Methylchloroform (1,1,1-trichloroethane) is a widely used solvent substitute for carbon tetrachloride. Excessive absorption of methylchloroform through the gastrointestinal tract or lung produces central nervous system (CNS) depression proportional to the amount absorbed. Ingestion is followed by vomiting and diarrhea. Mild liver and kidney dysfunction may occur transiently following recovery from CNS depression. The diagnosis of exposure is established by specifically identifying the solvent in the expired breath. Serial breath analyses allow the estimation of the total amount absorbed. The treatment is supportive to combat the effects of CNS depression. The principles of diagnosis and treatment are illustrated by the case of a man, aged 47, who accidentally ingested one ounce of methylchloroform.
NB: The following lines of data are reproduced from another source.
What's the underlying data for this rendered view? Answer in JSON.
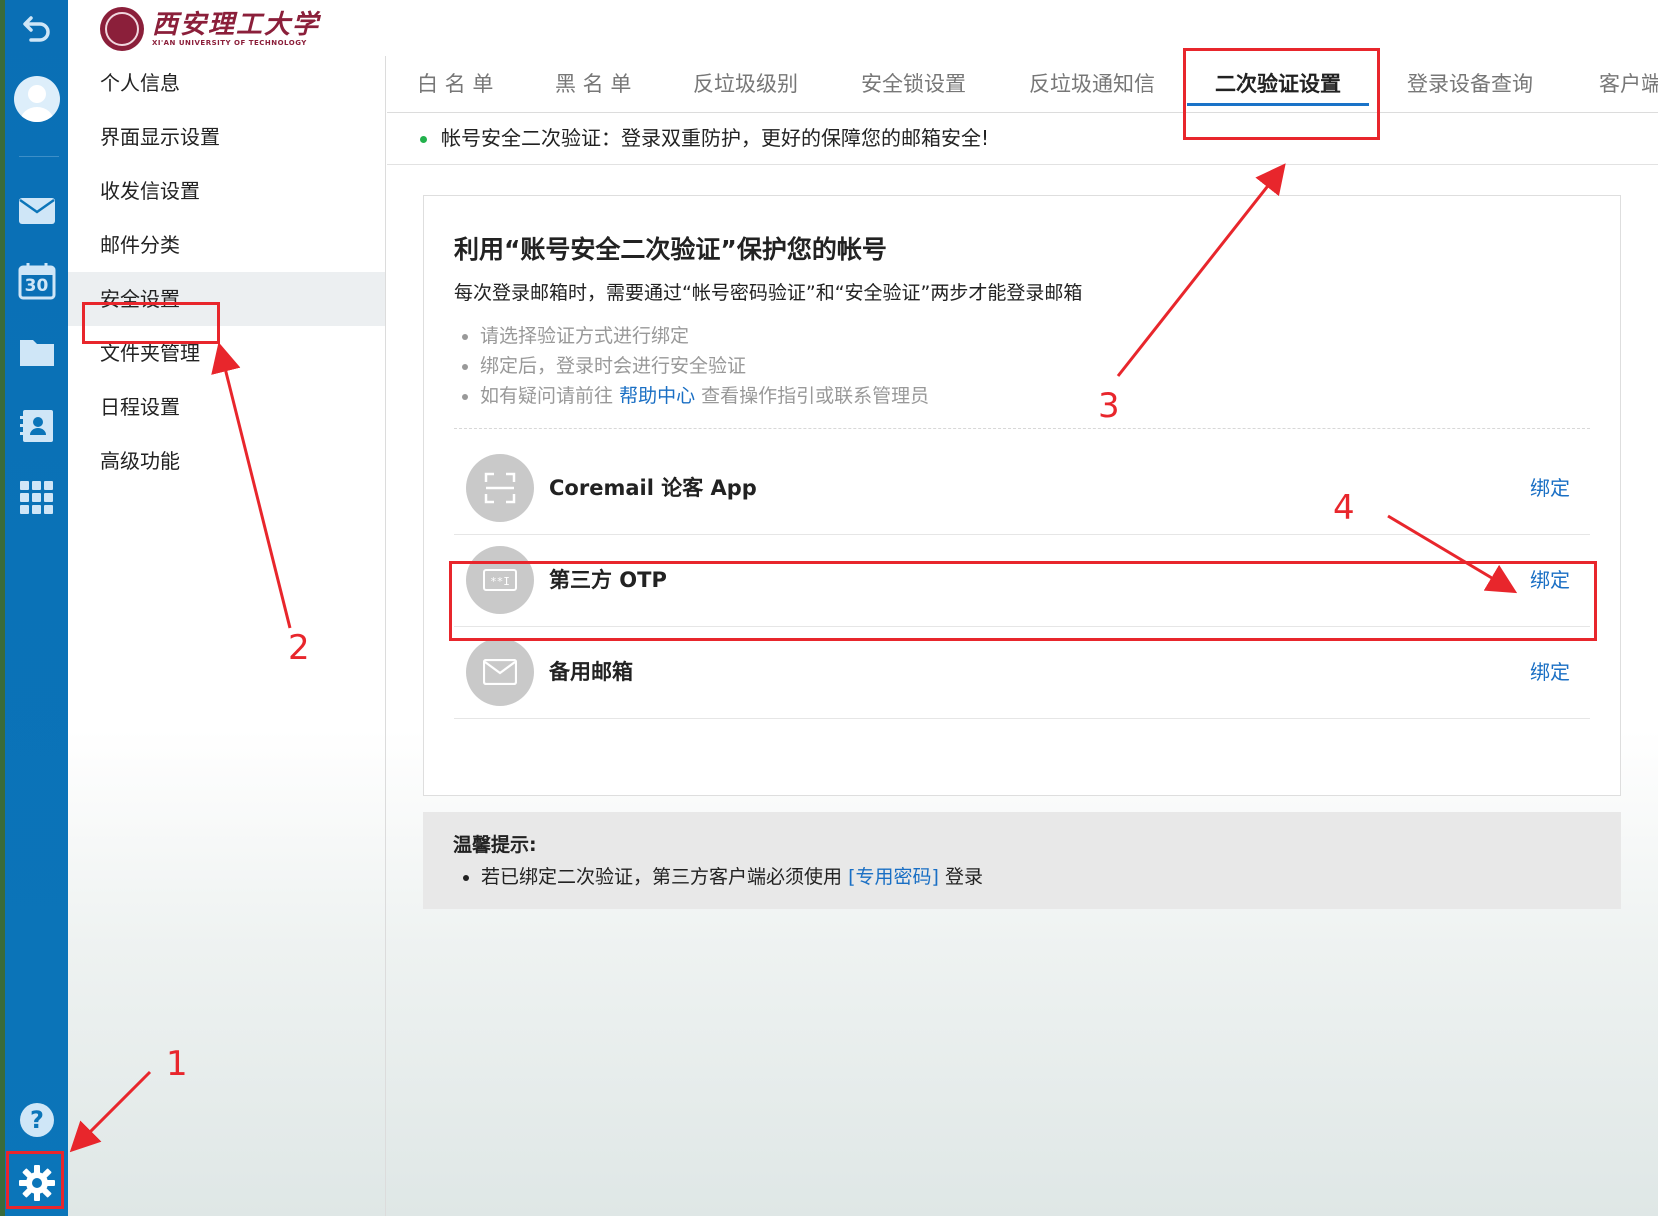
{
  "logo": {
    "name_cn": "西安理工大学",
    "name_en": "XI'AN UNIVERSITY OF TECHNOLOGY"
  },
  "rail": {
    "icons": [
      "back-icon",
      "avatar-icon",
      "mail-icon",
      "calendar-icon",
      "folder-icon",
      "contacts-icon",
      "apps-icon",
      "help-icon",
      "gear-icon"
    ],
    "calendar_day": "30"
  },
  "sidebar": {
    "items": [
      {
        "label": "个人信息"
      },
      {
        "label": "界面显示设置"
      },
      {
        "label": "收发信设置"
      },
      {
        "label": "邮件分类"
      },
      {
        "label": "安全设置"
      },
      {
        "label": "文件夹管理"
      },
      {
        "label": "日程设置"
      },
      {
        "label": "高级功能"
      }
    ],
    "active": "安全设置"
  },
  "tabs": [
    {
      "label": "白 名 单"
    },
    {
      "label": "黑 名 单"
    },
    {
      "label": "反垃圾级别"
    },
    {
      "label": "安全锁设置"
    },
    {
      "label": "反垃圾通知信"
    },
    {
      "label": "二次验证设置"
    },
    {
      "label": "登录设备查询"
    },
    {
      "label": "客户端"
    }
  ],
  "active_tab": "二次验证设置",
  "notice": "帐号安全二次验证：登录双重防护，更好的保障您的邮箱安全!",
  "card": {
    "title": "利用“账号安全二次验证”保护您的帐号",
    "description": "每次登录邮箱时，需要通过“帐号密码验证”和“安全验证”两步才能登录邮箱",
    "tips": [
      "请选择验证方式进行绑定",
      "绑定后，登录时会进行安全验证"
    ],
    "tip3_prefix": "如有疑问请前往",
    "tip3_link": "帮助中心",
    "tip3_suffix": "查看操作指引或联系管理员",
    "methods": [
      {
        "name": "Coremail 论客 App",
        "action": "绑定",
        "icon": "scan-icon"
      },
      {
        "name": "第三方 OTP",
        "action": "绑定",
        "icon": "otp-icon"
      },
      {
        "name": "备用邮箱",
        "action": "绑定",
        "icon": "envelope-icon"
      }
    ]
  },
  "warm_tip": {
    "title": "温馨提示:",
    "text_prefix": "若已绑定二次验证，第三方客户端必须使用",
    "link": "[专用密码]",
    "text_suffix": "登录"
  },
  "annotations": [
    "1",
    "2",
    "3",
    "4"
  ],
  "colors": {
    "rail": "#0b75b9",
    "accent": "#1a73c8",
    "link": "#1a6fc4",
    "annotation": "#e8262c",
    "dot": "#22b14c"
  }
}
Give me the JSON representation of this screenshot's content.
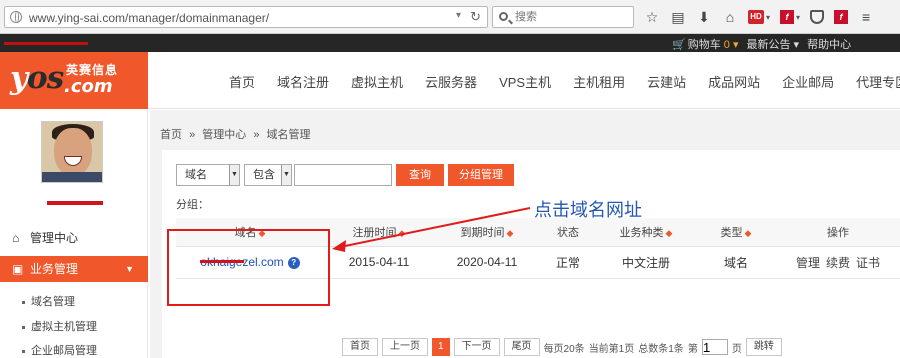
{
  "browser": {
    "url": "www.ying-sai.com/manager/domainmanager/",
    "search_placeholder": "搜索",
    "toolbar_icons": [
      "star-icon",
      "reading-list-icon",
      "download-icon",
      "home-icon",
      "extension-badge-icon",
      "flash-icon",
      "pocket-icon",
      "flash-plugin-icon",
      "menu-icon"
    ],
    "badge_text": "HD"
  },
  "topbar": {
    "cart_label": "购物车",
    "cart_count": "0",
    "notice_label": "最新公告",
    "help_label": "帮助中心"
  },
  "logo": {
    "mark_y": "y",
    "mark_os": "os",
    "cn": "英赛信息",
    "com": ".com"
  },
  "nav": {
    "items": [
      "首页",
      "域名注册",
      "虚拟主机",
      "云服务器",
      "VPS主机",
      "主机租用",
      "云建站",
      "成品网站",
      "企业邮局",
      "代理专区"
    ]
  },
  "sidebar": {
    "home_label": "管理中心",
    "active_label": "业务管理",
    "sub_items": [
      "域名管理",
      "虚拟主机管理",
      "企业邮局管理"
    ]
  },
  "breadcrumb": {
    "items": [
      "首页",
      "管理中心",
      "域名管理"
    ],
    "sep": "»"
  },
  "filter": {
    "type_select": "域名",
    "match_select": "包含",
    "search_button": "查询",
    "group_button": "分组管理",
    "group_label": "分组："
  },
  "table": {
    "headers": [
      "域名",
      "注册时间",
      "到期时间",
      "状态",
      "业务种类",
      "类型",
      "操作"
    ],
    "rows": [
      {
        "domain": "okhaigezel.com",
        "reg_date": "2015-04-11",
        "exp_date": "2020-04-11",
        "status": "正常",
        "kind": "中文注册",
        "type": "域名",
        "ops": [
          "管理",
          "续费",
          "证书"
        ]
      }
    ]
  },
  "pager": {
    "first": "首页",
    "prev": "上一页",
    "current": "1",
    "next": "下一页",
    "last": "尾页",
    "per_page": "每页20条",
    "current_page": "当前第1页",
    "total": "总数条1条",
    "goto_prefix": "第",
    "goto_value": "1",
    "goto_suffix": "页",
    "jump": "跳转"
  },
  "annotation": {
    "text": "点击域名网址",
    "color": "#2458b3",
    "box_color": "#e11b1b"
  },
  "colors": {
    "accent": "#f0572a",
    "topbar": "#262626",
    "link": "#1a4fc0"
  }
}
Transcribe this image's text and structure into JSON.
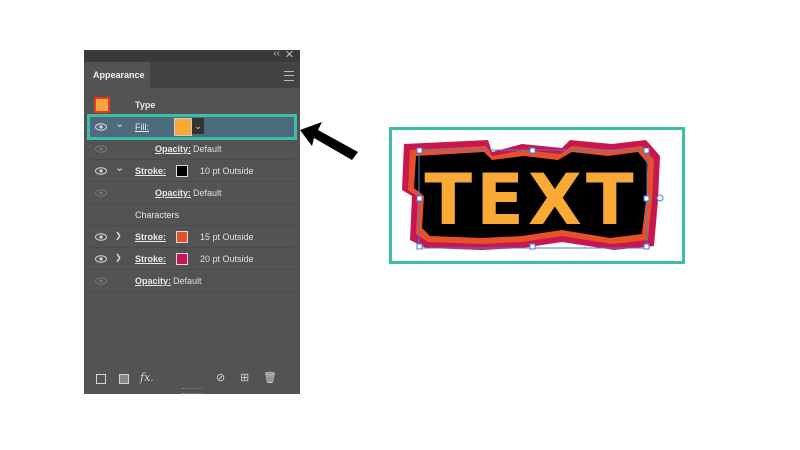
{
  "panel": {
    "tab_label": "Appearance",
    "collapse_glyph": "‹‹",
    "close_glyph": "✕",
    "rows": {
      "type_label": "Type",
      "fill_label": "Fill:",
      "opacity_label": "Opacity:",
      "opacity_value": "Default",
      "stroke_label": "Stroke:",
      "stroke1_value": "10 pt  Outside",
      "characters_label": "Characters",
      "stroke2_value": "15 pt  Outside",
      "stroke3_value": "20 pt  Outside"
    },
    "fx_label": "fx.",
    "chevron_glyph": "❯",
    "chevron_down_glyph": "⌄"
  },
  "artwork_text": "TEXT",
  "colors": {
    "fill_orange": "#f9a935",
    "stroke_black": "#000000",
    "stroke_orange_red": "#e8502a",
    "stroke_crimson": "#c8174e",
    "highlight_teal": "#3cbfa8",
    "panel_bg": "#535353",
    "selected_row": "#4e6b7e"
  },
  "icons": [
    "eye-icon",
    "chevron-right-icon",
    "chevron-down-icon",
    "menu-icon",
    "new-stroke-icon",
    "new-fill-icon",
    "fx-icon",
    "clear-icon",
    "duplicate-icon",
    "trash-icon",
    "arrow-pointer"
  ]
}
Stewart RD, Andrews JT. Acute Intoxication With Methylchloroform. JAMA. 1966;195(11):904-906. doi:10.1001/jama.1966.03100110072018